Dataset entries
BEGIN

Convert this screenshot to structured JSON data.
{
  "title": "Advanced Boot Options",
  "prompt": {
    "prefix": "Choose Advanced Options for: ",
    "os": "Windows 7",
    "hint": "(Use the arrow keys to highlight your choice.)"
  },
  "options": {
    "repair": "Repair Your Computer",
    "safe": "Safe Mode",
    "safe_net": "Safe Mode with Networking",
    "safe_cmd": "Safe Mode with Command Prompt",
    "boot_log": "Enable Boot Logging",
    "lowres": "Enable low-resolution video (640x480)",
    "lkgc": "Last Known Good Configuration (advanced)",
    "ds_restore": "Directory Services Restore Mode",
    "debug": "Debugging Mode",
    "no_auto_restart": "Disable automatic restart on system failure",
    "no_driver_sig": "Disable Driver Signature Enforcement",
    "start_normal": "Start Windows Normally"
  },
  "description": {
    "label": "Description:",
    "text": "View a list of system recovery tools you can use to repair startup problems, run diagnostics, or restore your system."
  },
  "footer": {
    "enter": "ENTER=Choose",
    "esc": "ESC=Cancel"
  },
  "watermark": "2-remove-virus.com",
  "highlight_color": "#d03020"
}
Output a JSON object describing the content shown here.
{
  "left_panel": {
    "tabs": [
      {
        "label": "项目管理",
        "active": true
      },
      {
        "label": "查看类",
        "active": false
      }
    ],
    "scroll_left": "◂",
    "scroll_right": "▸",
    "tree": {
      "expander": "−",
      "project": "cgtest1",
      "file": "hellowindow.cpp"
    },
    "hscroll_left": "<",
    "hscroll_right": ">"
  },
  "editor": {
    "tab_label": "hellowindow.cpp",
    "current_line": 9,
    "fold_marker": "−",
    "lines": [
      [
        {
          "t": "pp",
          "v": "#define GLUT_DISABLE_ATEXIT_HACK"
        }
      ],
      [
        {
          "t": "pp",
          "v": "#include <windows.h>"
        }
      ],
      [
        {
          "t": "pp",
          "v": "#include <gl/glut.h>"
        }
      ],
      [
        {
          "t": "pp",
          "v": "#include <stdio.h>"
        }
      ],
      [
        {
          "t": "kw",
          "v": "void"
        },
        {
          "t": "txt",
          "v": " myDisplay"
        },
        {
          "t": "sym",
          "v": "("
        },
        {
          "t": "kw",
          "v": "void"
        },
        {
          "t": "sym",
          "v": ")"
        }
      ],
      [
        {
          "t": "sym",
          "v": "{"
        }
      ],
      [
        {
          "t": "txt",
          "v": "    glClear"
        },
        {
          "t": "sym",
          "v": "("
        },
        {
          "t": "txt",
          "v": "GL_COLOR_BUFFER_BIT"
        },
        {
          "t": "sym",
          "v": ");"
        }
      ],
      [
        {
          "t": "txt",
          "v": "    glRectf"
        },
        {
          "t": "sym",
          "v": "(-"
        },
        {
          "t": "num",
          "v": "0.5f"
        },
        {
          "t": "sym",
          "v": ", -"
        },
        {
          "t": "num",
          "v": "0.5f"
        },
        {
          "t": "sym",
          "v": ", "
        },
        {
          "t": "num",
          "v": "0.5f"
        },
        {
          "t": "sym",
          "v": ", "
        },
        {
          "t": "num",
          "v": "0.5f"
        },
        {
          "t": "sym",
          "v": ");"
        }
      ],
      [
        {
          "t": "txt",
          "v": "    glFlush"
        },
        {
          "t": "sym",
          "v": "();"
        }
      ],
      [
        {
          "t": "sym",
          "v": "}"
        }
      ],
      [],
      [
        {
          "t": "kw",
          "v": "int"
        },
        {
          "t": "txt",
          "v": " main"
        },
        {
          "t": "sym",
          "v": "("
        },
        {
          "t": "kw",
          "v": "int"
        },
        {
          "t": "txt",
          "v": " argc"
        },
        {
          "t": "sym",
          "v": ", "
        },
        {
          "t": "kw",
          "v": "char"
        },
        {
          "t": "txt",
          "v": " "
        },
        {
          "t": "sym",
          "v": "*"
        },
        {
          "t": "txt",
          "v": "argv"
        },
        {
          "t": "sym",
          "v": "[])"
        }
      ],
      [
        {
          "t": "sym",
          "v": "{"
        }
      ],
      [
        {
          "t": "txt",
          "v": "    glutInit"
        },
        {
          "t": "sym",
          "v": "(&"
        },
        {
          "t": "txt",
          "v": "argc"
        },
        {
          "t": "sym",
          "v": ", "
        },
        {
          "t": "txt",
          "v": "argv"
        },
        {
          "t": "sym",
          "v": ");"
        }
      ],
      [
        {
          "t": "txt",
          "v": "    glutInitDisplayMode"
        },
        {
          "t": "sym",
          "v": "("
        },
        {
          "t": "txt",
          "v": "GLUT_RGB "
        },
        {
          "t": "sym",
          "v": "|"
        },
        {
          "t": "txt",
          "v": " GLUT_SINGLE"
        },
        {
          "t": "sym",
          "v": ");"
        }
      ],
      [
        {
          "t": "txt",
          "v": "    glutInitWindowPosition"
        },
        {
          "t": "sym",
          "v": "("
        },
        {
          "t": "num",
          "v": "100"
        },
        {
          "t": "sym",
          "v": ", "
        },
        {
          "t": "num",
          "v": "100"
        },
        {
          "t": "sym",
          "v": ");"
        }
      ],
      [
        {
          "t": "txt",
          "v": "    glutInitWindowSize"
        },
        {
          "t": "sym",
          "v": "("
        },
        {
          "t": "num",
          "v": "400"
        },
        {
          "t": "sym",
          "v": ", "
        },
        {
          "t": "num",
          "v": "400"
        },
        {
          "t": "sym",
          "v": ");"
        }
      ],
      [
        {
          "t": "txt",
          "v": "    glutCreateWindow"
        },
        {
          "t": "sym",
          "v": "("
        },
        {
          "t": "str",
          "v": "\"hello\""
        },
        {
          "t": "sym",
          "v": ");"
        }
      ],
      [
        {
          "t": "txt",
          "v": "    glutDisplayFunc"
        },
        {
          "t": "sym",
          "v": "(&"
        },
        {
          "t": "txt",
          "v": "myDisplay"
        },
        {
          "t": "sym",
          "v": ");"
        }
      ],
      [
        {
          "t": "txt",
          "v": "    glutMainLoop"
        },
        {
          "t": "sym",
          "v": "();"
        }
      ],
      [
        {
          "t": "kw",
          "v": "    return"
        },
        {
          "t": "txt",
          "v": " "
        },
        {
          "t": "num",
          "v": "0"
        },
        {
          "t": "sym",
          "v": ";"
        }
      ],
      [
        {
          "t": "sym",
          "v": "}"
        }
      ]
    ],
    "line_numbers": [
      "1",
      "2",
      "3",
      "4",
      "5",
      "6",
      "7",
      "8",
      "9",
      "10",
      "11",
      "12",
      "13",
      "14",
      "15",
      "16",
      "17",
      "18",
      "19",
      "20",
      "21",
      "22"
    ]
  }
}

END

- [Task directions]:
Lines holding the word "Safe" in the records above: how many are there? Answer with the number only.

- [Response to this exercise]:
3